The expected American life expectancy has fallen by 2017 for the third consecutive year, as deaths due to suicide and drug overdose continue to seek more American lives.
The average American could expect to live up to 78.6 years in 2017, with a fall of 78.7 in 2016, according to data published on Thursday by the National Centers for Health Statistics (NCHS) for control and disease prevention. This decline can be modest, but marks the third consecutive life expectancy at birth – which is a significant phenomenon, given that the previous high-birth rate dropped by NCHS at the beginning of the sixties of the last century.
Modern trend seems to be driven by constant increases in suicide and drug death, according to new data. Uptics in death for suicide and accidental injury (including drug overdose) as well as conditions including Alzheimer's disease, stroke, and lung inflammation have surpassed fatal heart and cancer failure, the two major causes of death in the country. All together, the US mortality rate has increased by 0.4% from 2016 to 2017, from 728.8 deaths per 100,000 to 731.9.
Overdoses of drugs have occupied 70,237 lives in 2017, the largest one being recorded in one year. Although this figure corresponds to a 9.6% mortality rate, it is much less than 21% of the jump that was recorded between 2015 and 2016 – perhaps a sign that the national epidemic abusive substances begins to stabilize. Previous data released last month also said that deaths of excessive drug doses fell over the past year.
However, drugs – namely, opioids such as heroin – are still a major cause of deaths. And synthetic opioids, such as fentanyl, are growing the problem: the overdose death rate involving these drugs has increased by 45% over the period 2016 to 2017.
Meanwhile suicide deaths increased by 3.7% between 2016 and 2017, according to a new report. Although still relatively unusual, suicides have made 14 deaths per 100,000 people in the United States last year. In 1999, by contrast, that number was about 10.5 per 100,000 people.

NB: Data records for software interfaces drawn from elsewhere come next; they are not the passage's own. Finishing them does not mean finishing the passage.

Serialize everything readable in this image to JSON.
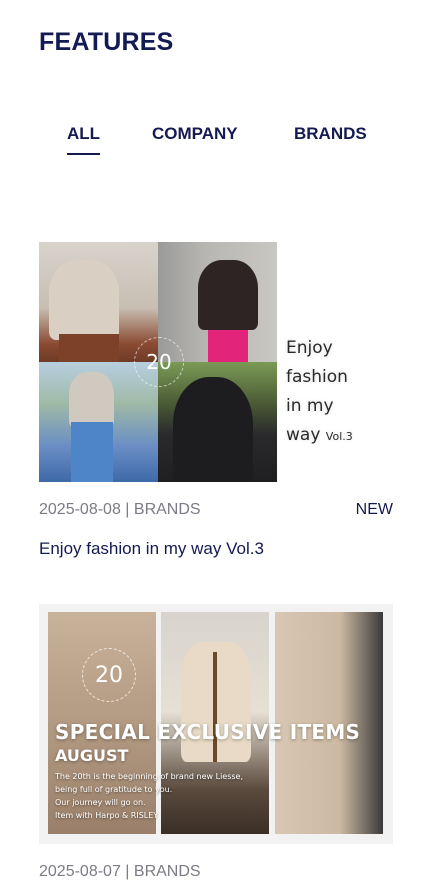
{
  "header": {
    "title": "FEATURES"
  },
  "tabs": [
    {
      "label": "ALL",
      "active": true
    },
    {
      "label": "COMPANY",
      "active": false
    },
    {
      "label": "BRANDS",
      "active": false
    }
  ],
  "articles": [
    {
      "image": {
        "badge_number": "20",
        "caption_main_line1": "Enjoy fashion",
        "caption_main_line2": "in my way",
        "caption_vol": "Vol.3"
      },
      "date": "2025-08-08",
      "separator": "|",
      "category": "BRANDS",
      "badge": "NEW",
      "title": "Enjoy fashion in my way Vol.3"
    },
    {
      "image": {
        "badge_number": "20",
        "headline": "SPECIAL EXCLUSIVE ITEMS",
        "subheadline": "AUGUST",
        "body_lines": [
          "The 20th is the beginning of brand new Liesse,",
          "being full of gratitude to you.",
          "Our journey will go on.",
          "Item with Harpo & RISLEY"
        ]
      },
      "date": "2025-08-07",
      "separator": "|",
      "category": "BRANDS"
    }
  ],
  "colors": {
    "primary": "#141a52",
    "meta_text": "#7b7b87",
    "background": "#ffffff"
  }
}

Women are particularly prominent in the rise, though most people died suicide by a man. The female suicide rate rose by 53% between 1999 and 2017, compared with 26% of men. CDC data showed a particularly worrying increase among girls, for whom the suicide rate rose by about 70% between 2010 and 2016.

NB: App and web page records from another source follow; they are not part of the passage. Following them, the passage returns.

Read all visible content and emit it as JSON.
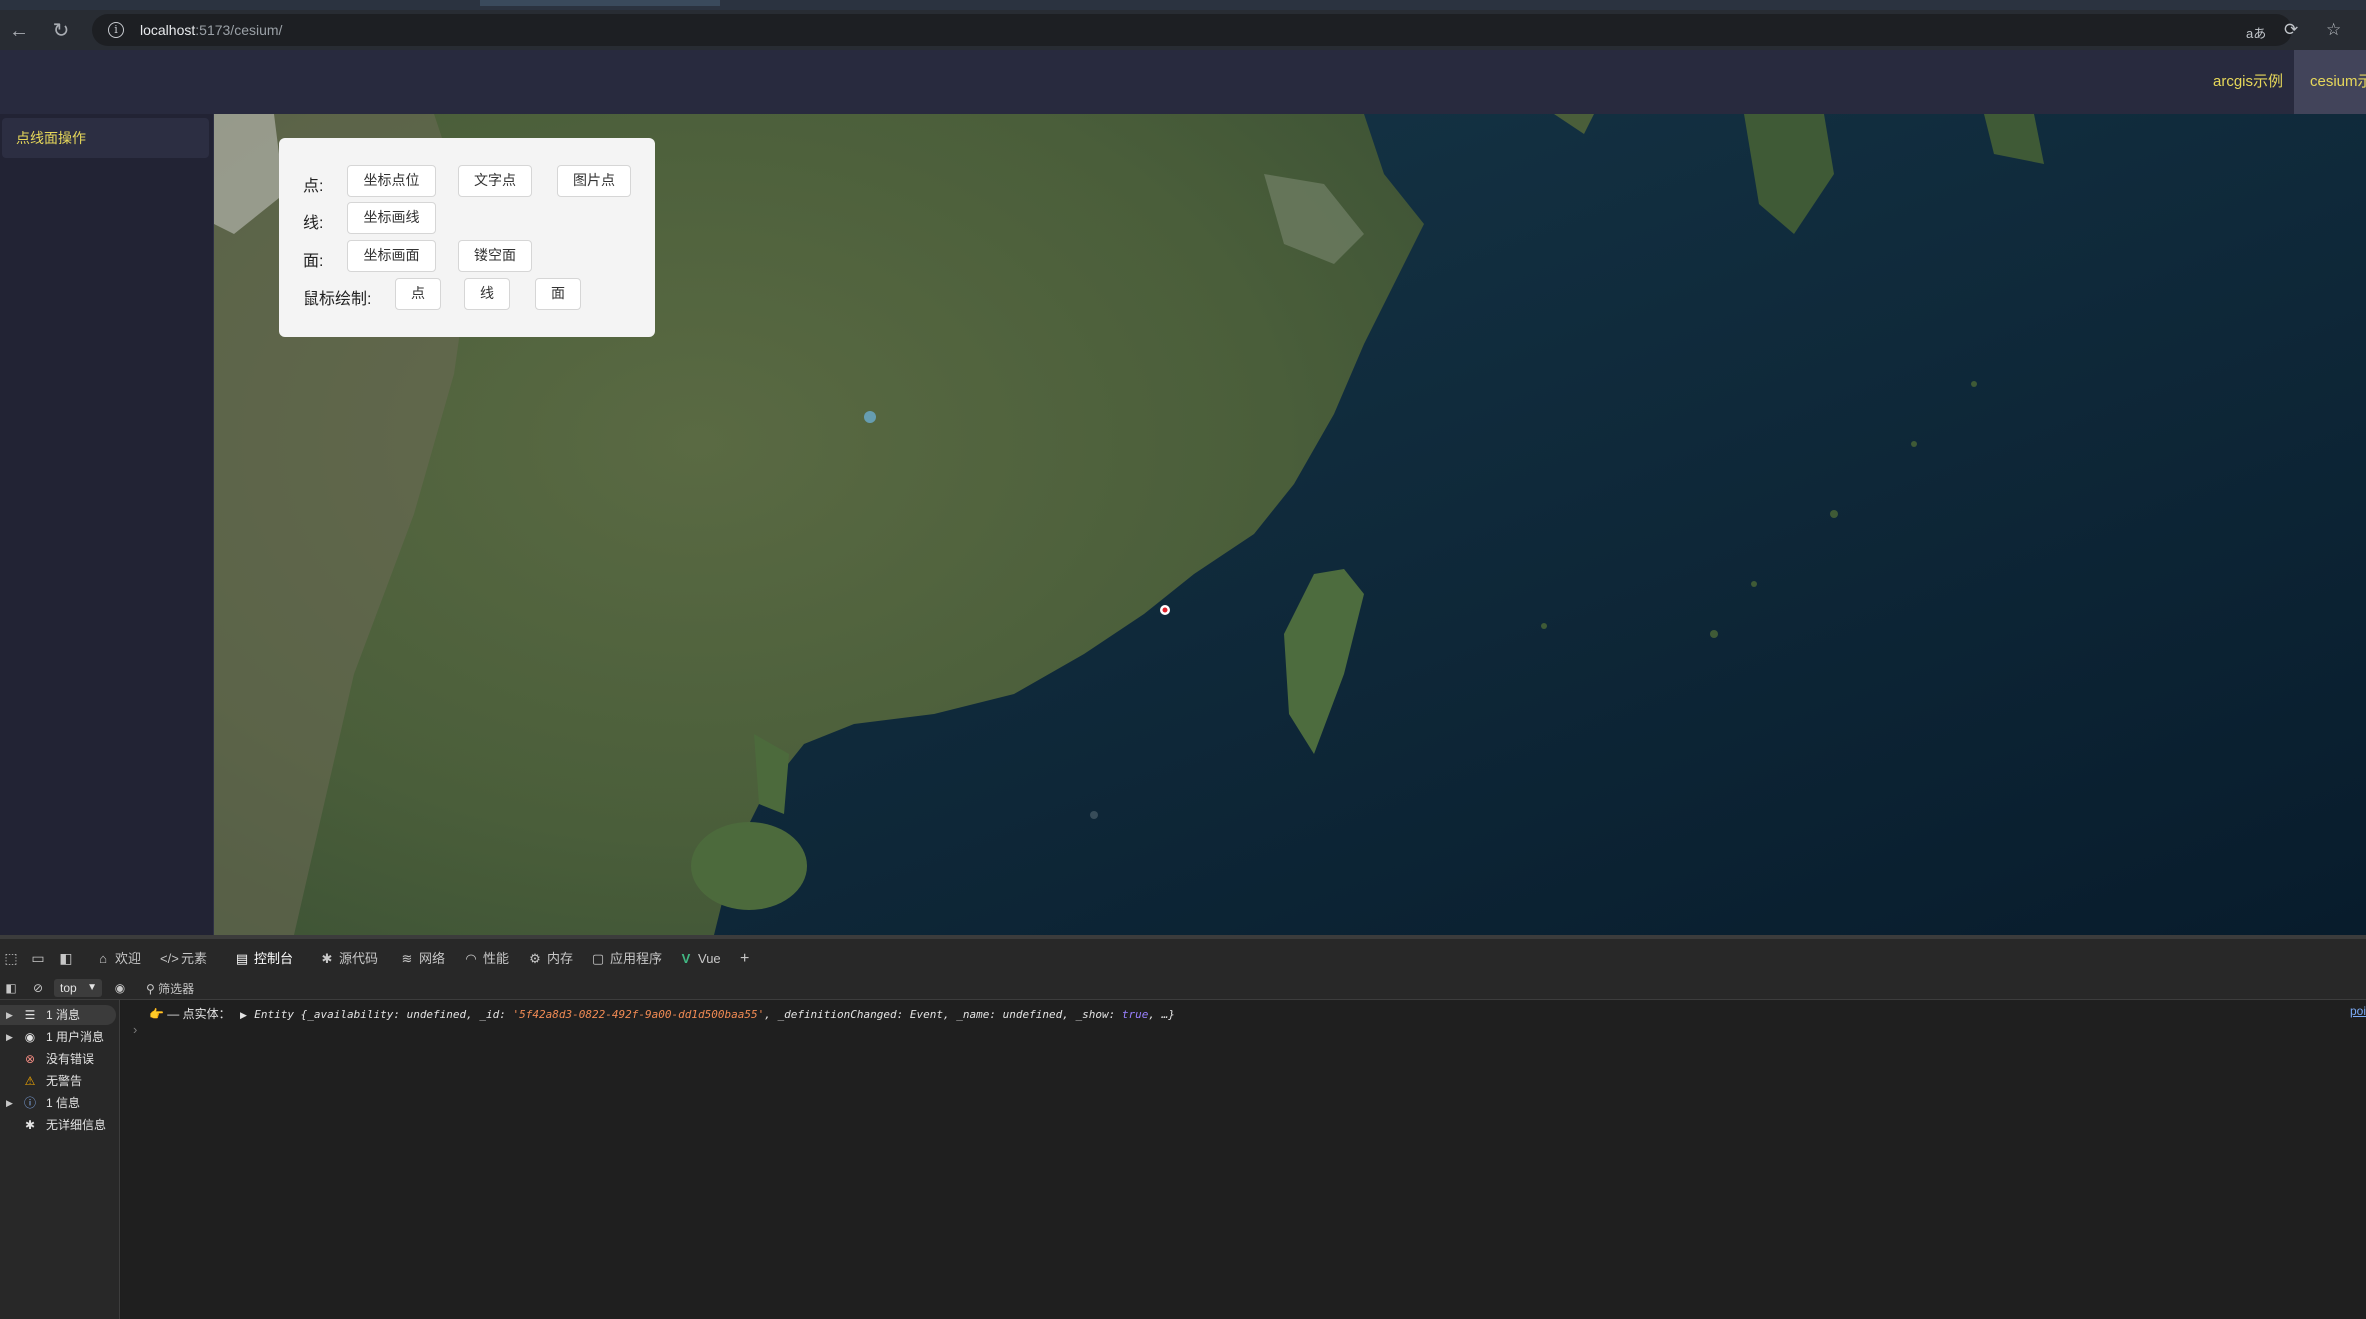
{
  "browser": {
    "url_host": "localhost",
    "url_path": ":5173/cesium/",
    "icons": [
      "back-arrow-icon",
      "reload-icon",
      "site-info-icon",
      "read-aloud-icon",
      "refresh-icon",
      "favorite-star-icon"
    ]
  },
  "header": {
    "nav": [
      {
        "label": "arcgis示例",
        "active": false
      },
      {
        "label": "cesium示例",
        "active": true
      }
    ]
  },
  "sidebar": {
    "items": [
      {
        "label": "点线面操作"
      }
    ]
  },
  "panel": {
    "rows": [
      {
        "label": "点:",
        "buttons": [
          "坐标点位",
          "文字点",
          "图片点"
        ]
      },
      {
        "label": "线:",
        "buttons": [
          "坐标画线"
        ]
      },
      {
        "label": "面:",
        "buttons": [
          "坐标画面",
          "镂空面"
        ]
      },
      {
        "label": "鼠标绘制:",
        "buttons": [
          "点",
          "线",
          "面"
        ]
      }
    ]
  },
  "devtools": {
    "tabs": [
      {
        "label": "欢迎",
        "icon": "home-icon"
      },
      {
        "label": "元素",
        "icon": "code-icon"
      },
      {
        "label": "控制台",
        "icon": "console-icon",
        "active": true
      },
      {
        "label": "源代码",
        "icon": "bug-icon"
      },
      {
        "label": "网络",
        "icon": "wifi-icon"
      },
      {
        "label": "性能",
        "icon": "performance-icon"
      },
      {
        "label": "内存",
        "icon": "memory-icon"
      },
      {
        "label": "应用程序",
        "icon": "application-icon"
      },
      {
        "label": "Vue",
        "icon": "vue-logo-icon"
      }
    ],
    "context": "top",
    "filter_label": "筛选器",
    "sidebar": [
      {
        "label": "1 消息",
        "icon": "list-icon",
        "expandable": true,
        "selected": true
      },
      {
        "label": "1 用户消息",
        "icon": "user-icon",
        "expandable": true
      },
      {
        "label": "没有错误",
        "icon": "error-icon",
        "color": "#f28b82"
      },
      {
        "label": "无警告",
        "icon": "warning-icon",
        "color": "#f9ab00"
      },
      {
        "label": "1 信息",
        "icon": "info-icon",
        "expandable": true,
        "color": "#8ab4f8"
      },
      {
        "label": "无详细信息",
        "icon": "bug-icon"
      }
    ],
    "log": {
      "prefix": "👉 — 点实体：",
      "entity": "Entity",
      "open": " {_availability: undefined, _id: ",
      "id": "'5f42a8d3-0822-492f-9a00-dd1d500baa55'",
      "mid": ", _definitionChanged: Event, _name: undefined, _show: ",
      "show": "true",
      "end": ", …}",
      "source": "poi"
    }
  },
  "colors": {
    "accent_yellow": "#e6d75a",
    "header_bg": "#282a3e",
    "sidebar_bg": "#222334",
    "devtools_active": "#7cacf8"
  }
}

New data are serious, but continuous drop in heart disease and cancer death provide a silver base. Although the reduction in deaths from heart disease last year was relatively lower, the cancer mortality rate fell by 2.1% – a trend likely to reflect improved detection and detection, decline in smoking rate, expanded HPV-associated cancer vaccine and other health improvements of public health.